Designers at the start of their careers go into the workplace equipped with many great ideas, and a little experience. Whether they integrate into commercial companies or open their own brand, the gap between ideas and reality is expensive. Why? Because of the uncertainty.
Early in my days as a designer, I was called to the boss’s office. I spinelessly sat down and with unquestioned authority, he asked in frustration: “Why don’t you design me more hits, more best sellers?”
He did not mean, heaven forbid, to send me into a singing career, but asked himself for the best of the best. Products that will be sold quickly and easily without going from the beginning season to the end of the season with blood and sweat, but with no yield or profit.
A more experienced and confident designer herself would have found a witty and educated answer.
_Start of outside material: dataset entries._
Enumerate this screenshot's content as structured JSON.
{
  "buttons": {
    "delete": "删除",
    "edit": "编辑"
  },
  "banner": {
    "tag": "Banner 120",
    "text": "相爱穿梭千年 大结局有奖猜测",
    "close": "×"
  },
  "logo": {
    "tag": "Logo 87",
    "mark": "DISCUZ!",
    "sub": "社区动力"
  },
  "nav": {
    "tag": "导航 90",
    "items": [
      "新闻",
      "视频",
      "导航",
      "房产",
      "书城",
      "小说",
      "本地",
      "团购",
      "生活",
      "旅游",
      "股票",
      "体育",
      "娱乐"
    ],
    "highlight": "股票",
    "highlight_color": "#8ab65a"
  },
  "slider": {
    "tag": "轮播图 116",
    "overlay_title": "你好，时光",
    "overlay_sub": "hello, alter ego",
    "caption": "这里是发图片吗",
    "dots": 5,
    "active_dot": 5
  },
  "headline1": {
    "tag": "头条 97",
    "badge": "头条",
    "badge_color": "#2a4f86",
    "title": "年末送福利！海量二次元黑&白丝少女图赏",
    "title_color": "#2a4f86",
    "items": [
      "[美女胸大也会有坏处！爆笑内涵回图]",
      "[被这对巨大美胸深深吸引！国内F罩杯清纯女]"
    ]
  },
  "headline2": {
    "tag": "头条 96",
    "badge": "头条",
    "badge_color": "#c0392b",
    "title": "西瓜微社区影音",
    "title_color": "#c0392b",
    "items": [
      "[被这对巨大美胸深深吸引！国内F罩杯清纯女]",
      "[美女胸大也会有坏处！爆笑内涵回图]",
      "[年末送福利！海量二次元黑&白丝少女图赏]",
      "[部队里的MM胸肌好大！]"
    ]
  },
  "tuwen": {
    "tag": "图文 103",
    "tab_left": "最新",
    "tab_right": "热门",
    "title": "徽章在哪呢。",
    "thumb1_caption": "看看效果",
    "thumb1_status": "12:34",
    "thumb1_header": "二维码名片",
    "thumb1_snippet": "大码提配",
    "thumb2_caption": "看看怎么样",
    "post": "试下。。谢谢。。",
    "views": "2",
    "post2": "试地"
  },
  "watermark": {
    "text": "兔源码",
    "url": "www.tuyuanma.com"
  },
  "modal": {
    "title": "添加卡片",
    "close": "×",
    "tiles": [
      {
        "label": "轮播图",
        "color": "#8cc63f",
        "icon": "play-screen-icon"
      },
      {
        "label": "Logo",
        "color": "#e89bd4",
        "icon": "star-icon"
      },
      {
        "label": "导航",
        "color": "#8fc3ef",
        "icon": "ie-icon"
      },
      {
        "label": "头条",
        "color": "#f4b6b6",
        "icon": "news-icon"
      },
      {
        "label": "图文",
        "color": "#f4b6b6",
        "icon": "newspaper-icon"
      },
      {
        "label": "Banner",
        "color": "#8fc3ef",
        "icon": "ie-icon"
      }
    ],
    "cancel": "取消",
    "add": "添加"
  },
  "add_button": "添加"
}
But I? That shared the design bench with Dalia Kaposa, who was born a genius designer even before she studied fashion design, I saw it as a glorious declaration of professional failure.
A long time later, both the designer and management teams together came involved in this philosophical issue: Is it possible to design a commercial garment in a premeditated fashion? Is it possible to know in advance if a model will be loved and desirable as it is? In the look, in the cut, in the price? Can I become a hit machine like Ed Sheeran or is this something that happens in hindsight? How does a hit know it’s a hit?
Years have passed since then, dozens of dresses have passed under our hands, and we still can not say with certainty which design will be nice to our bank accounts.
Something which knows more about predictability is the voting platform that allows people to respond, offer, disqualify, or elevate models which we pitch. The models that start out as an illustration, continues to serve as a pre-order and then finally arrives at the site and the shops. This week we brought up the dresses designed by the students from the Shankar Fashion Department for an early sale.
We measured your votes for the students’ dresses, checked which models you had purchased at the early auction, and no doubt found the answer to the issue we had dealt with many years ago: does a hit know if its a hit? — YES! And who makes a hit a hit? YOU, the customers! So let’s get to know the talented illustrators and share them: their love? Any suggestions for improvement? Because if you do not say how we know?